TASK INPUT |
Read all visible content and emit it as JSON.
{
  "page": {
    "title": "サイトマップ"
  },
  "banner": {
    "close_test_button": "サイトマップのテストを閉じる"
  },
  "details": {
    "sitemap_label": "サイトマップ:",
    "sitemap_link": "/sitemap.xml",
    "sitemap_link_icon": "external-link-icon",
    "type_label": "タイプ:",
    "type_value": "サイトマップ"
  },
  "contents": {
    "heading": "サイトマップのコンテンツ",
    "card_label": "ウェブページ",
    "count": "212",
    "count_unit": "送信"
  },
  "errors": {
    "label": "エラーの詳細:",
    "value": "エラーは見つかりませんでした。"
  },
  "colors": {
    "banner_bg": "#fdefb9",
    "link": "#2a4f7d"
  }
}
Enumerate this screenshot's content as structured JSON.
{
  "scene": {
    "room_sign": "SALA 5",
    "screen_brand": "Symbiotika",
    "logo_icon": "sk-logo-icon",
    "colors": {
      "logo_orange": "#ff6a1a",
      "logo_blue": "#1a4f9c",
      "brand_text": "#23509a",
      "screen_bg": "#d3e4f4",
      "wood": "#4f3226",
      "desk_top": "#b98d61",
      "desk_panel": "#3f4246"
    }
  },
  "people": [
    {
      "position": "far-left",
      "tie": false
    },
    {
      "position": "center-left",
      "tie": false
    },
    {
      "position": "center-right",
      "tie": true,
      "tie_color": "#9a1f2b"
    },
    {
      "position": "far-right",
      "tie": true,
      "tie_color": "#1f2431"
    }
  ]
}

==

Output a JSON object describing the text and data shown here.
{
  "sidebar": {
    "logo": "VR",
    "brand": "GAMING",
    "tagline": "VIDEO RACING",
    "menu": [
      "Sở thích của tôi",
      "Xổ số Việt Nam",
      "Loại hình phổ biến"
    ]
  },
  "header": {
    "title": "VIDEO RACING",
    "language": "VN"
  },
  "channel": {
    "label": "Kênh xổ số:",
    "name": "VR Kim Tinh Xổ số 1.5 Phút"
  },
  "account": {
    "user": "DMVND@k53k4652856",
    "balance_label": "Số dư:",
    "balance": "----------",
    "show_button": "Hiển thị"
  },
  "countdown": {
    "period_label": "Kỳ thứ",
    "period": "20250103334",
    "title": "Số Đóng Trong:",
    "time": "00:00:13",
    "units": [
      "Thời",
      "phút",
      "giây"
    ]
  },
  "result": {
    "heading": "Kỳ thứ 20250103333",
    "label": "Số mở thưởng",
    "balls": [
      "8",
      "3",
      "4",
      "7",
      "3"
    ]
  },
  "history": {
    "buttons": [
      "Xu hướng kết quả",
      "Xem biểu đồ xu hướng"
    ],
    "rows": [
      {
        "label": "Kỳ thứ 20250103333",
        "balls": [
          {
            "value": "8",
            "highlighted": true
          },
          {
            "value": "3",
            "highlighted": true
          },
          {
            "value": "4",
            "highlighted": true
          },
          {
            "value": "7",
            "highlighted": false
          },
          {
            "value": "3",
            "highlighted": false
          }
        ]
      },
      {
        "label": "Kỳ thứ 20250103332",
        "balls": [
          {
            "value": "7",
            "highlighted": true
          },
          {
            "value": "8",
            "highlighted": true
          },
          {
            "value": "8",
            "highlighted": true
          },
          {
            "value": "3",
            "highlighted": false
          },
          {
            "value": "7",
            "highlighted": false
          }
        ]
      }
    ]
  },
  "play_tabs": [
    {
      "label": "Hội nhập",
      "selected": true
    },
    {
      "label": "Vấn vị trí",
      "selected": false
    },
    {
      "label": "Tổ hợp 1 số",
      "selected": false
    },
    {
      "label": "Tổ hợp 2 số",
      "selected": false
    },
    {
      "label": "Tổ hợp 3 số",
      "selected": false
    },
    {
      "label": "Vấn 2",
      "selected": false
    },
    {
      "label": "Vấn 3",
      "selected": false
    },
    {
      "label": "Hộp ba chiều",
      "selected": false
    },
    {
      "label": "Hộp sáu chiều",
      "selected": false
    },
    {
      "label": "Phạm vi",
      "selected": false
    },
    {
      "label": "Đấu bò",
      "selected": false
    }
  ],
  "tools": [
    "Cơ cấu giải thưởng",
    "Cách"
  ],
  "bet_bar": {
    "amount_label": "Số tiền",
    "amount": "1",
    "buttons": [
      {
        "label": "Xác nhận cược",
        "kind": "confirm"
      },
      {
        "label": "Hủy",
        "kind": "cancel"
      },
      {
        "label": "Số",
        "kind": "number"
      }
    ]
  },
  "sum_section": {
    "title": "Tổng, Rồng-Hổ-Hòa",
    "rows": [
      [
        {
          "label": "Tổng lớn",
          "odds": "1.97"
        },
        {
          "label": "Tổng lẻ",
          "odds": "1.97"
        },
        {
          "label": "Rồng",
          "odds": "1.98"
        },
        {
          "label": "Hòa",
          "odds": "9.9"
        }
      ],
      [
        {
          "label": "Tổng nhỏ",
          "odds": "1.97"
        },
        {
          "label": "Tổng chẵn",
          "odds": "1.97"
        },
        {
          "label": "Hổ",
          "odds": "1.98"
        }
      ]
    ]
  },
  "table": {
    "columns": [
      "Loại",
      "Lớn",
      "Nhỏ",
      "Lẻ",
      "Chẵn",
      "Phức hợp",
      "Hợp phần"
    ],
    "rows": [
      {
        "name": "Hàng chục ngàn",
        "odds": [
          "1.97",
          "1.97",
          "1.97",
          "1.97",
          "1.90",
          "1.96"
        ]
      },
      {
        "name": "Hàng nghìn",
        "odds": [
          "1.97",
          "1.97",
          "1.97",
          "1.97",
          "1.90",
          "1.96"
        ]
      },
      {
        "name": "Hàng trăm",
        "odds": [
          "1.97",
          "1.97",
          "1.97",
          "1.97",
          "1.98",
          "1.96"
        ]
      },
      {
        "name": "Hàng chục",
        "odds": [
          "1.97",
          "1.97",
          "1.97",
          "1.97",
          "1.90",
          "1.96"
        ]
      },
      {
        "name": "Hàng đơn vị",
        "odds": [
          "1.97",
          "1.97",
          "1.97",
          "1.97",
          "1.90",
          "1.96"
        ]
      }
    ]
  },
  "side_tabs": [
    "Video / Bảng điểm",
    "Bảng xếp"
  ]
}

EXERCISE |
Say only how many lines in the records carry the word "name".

ANSWER SECTION |
6